Benedict Cumberbatch blew the surprise and revealed that he and Martin Freeman will make a fourth season of PBS’s “Sherlock.”
“We’ve agreed to two more [seasons], but I could get into trouble for saying that,” Cumberbatch said in an interview this week with RadioTimes.
“All I know at the moment is, I’m doing these three [episodes for Season 3] and another three” for Season 4.
(On the PBS version of the Sherlock Holmes story, three episodes is all you get per season, compared with more than 20 per season on the CBS version of the franchise.)
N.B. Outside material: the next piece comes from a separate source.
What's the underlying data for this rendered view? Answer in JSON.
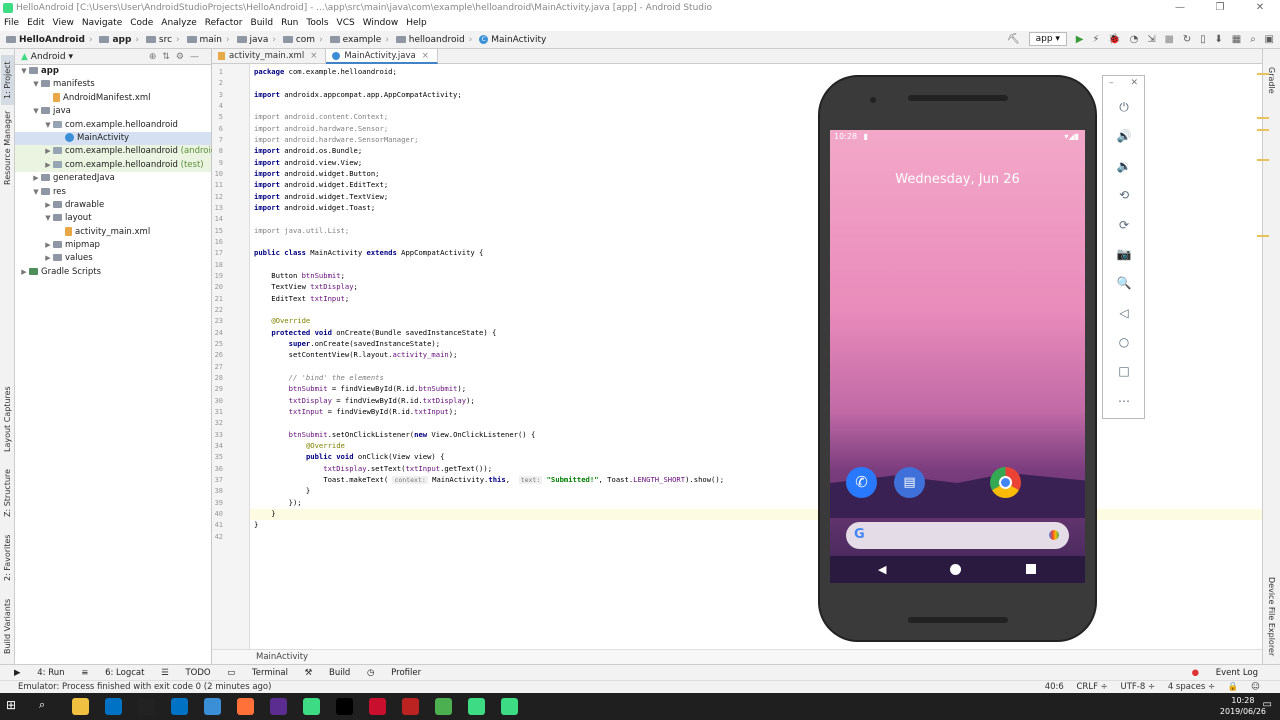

Cumberbatch suggested that he’d be open to more seasons beyond a fourth, although it depends on his availability as well as Freeman’s. Freeman has another gig as Bilbo Baggins in the “Hobbit” flick franchise, and Cumberbatch is in J.J. Abrams’s latest “Star Trek” update.
PBS hasn’t set a date to air the third “Sherlock” season.
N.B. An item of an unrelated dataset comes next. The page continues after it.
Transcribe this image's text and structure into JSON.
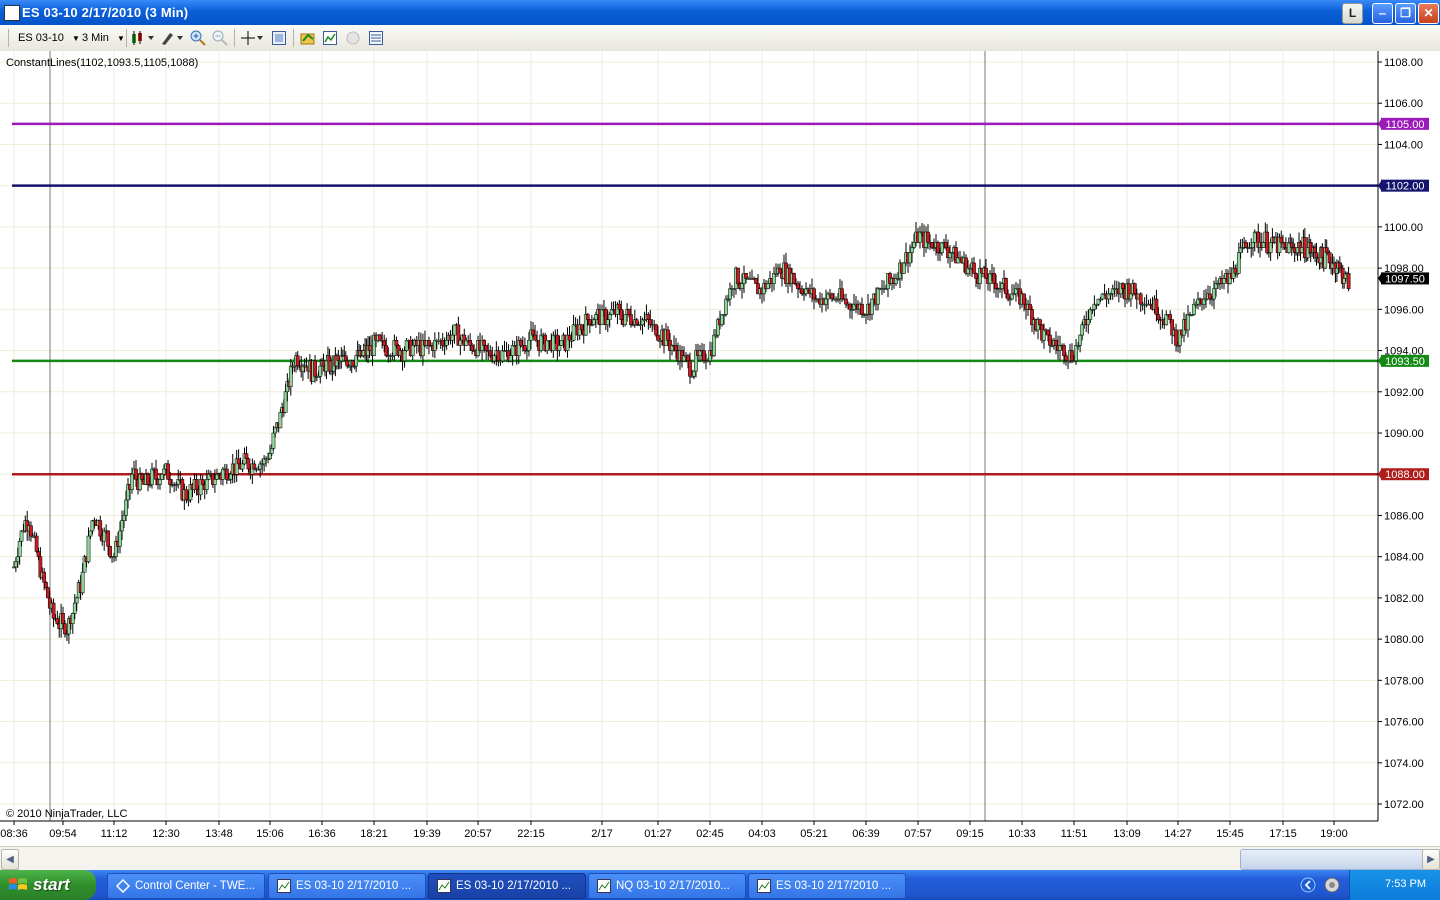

If you think Sean Lowe has had his fill of ABC reality shows, think again, writes The Post’s Emily Yahr.
The most recent “Bachelor” has extended his stay with ABC slightly longer — although, thankfully, that does not mean a stint on “Bachelor Pad.” Instead, Lowe will join the latest season of the network’s “Dancing With the Stars” competition series, which premieres Monday.
Not coincidentally, the “Dancing” casting announcement was made right after Monday’s “The Bachelor” season finale, in which about 10.4 million people watched Lowe propose to 26-year-old Seattle graphic designer Catherine Giudici.
The episode ran seven minutes long, and by the time Lowe was proposing that he and Giudici get married — on an ABC wedding special — about 14 million were tuned in.
(Yes, on ABC’s “After the Final Rose” post-finale show, the crazy-in-love couple declared their intention to marry during an ABC special this year. They explained that it was only fitting since they met on TV. Is there any doubt that these lovebirds were made for each other?)
Getting back to the 10.4 million who watched Monday’s “The Bachelor” finale: That’s a slightly larger audience than watched last season’s “The Bachelor” wrap.
And in these ratings days — with “down” being the new “flat,” and “flat” the new “up” — any finale that finishes up, however slightly, is big news.
The fine print: Last year’s “The Bachelor” finale aired against an episode of NBC’s hit singing competition “The Voice.” On Monday, NBC aired “The Biggest Loser” and “Deception” against “The Bachelor” finale. Not the same.
ABC noted Tuesday that its find-a-bride-in-a-hot-tub reality-series finale was the night’s “most social” show on TV — there were 616,000 tweets about the telecast.
Lowe, who was seen last year as a contestant on “The Bachelorette” (being dumped by Emily Maynard), will be paired — to dance only, of course — with Peta Murgatroyd. Peta won last spring’s edition of “Dancing” with NFL star Donald Driver.
And if Lowe has it his way, he’ll be on ABC even longer than that.
To read previous columns by Lisa de Moraes, go to washingtonpost.com/